In 1965, Justice published a report of a working party under the chairmanship of the late Lord Shawcross, comprising members of Justice and the British Committee of the International Press Institute. Our secretary was Lord Alexander, then Robert Alexander, a junior member of the bar.
In that report, we recommended the Court of Appeal should be given the power to vary damage awarded by a jury in the same way as the court was entitled to vary an award of damages made by a judge. The recommendation was unanimously endorsed by the Report of the Committee on Defamation in 1975 and was not implemented until the Courts and Legal Services Act of 1990, a delay of 25 years, during which lawyers were faced with the unenviable task of advising litigants on damages in light of some seemingly extravagant awards, of which two merit contemporary mention.

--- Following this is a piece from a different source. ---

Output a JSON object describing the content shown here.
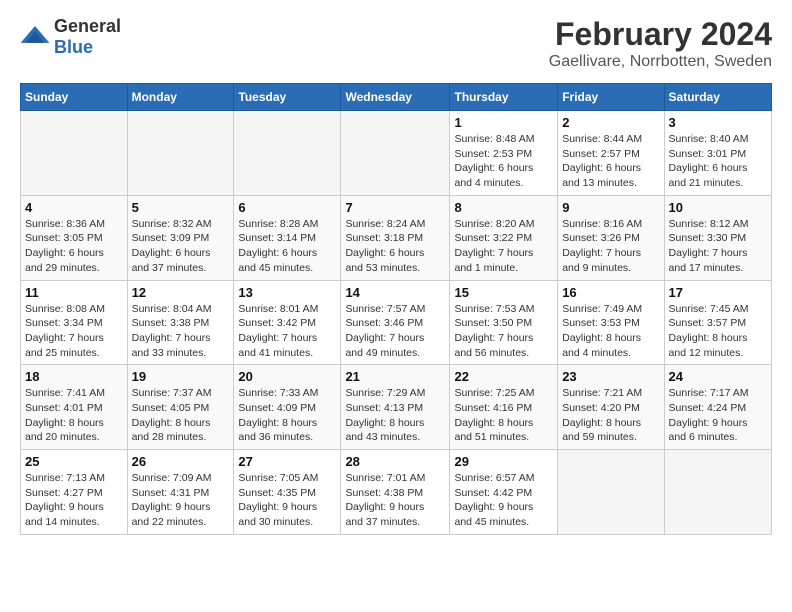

In Commander Packard v Eleftherotypia (1987), when only 40 copies of the Greek newspaper were sold in this country, the jury awarded £450,000 damages, to be followed only a month later by the award of £500,000 damages to Jeffrey Archer.
But fortunately, times have now changed as a result of the decision in Rantzen v Mirror Group Newspapers Limited (1994), and the effect of Article 10 of The European Convention for the Protection of Human Rights and Fundamental Freedoms. As a result, lawyers are now able better to advise their clients upon the issue of damages.
Another matter which is likely to lead to fundamental change is Reynolds v Times Newspapers Limited (supra), which, in my opinion rightly, by deciding that no general defence of privilege covered publication of political matters appears to open the door, in certain circumstances, for qualified privilege to succeed as a defence on matters of public interest, and this again further demonstrates the element of procrastination in invoking pressing changes in the law.
Once again, Lord Shawcross' committee in 1965 recommended that there should be a statutory defence of qualified privilege for newspapers in respect of re-publication of criticism made of a person or institution if the subject matter of the criticism was one of public interest, and the newspaper published in good faith, provided that the newspaper, if requested to do so by the person or institution criticised, has published a reasonable letter or statement by the way of explanation or contradiction.
Although the door may have been opened by the House of Lords decision, we have yet to see whether the recommendation in 1965 will be implemented and thus introduce a fair opportunity for newspapers to publish adverse data when it is in the public interest to do so.
Peter Carter-Ruck is senior consultant to Peter Carter-Ruck & Partners and consultant to Pellys in Bishop's Stortford.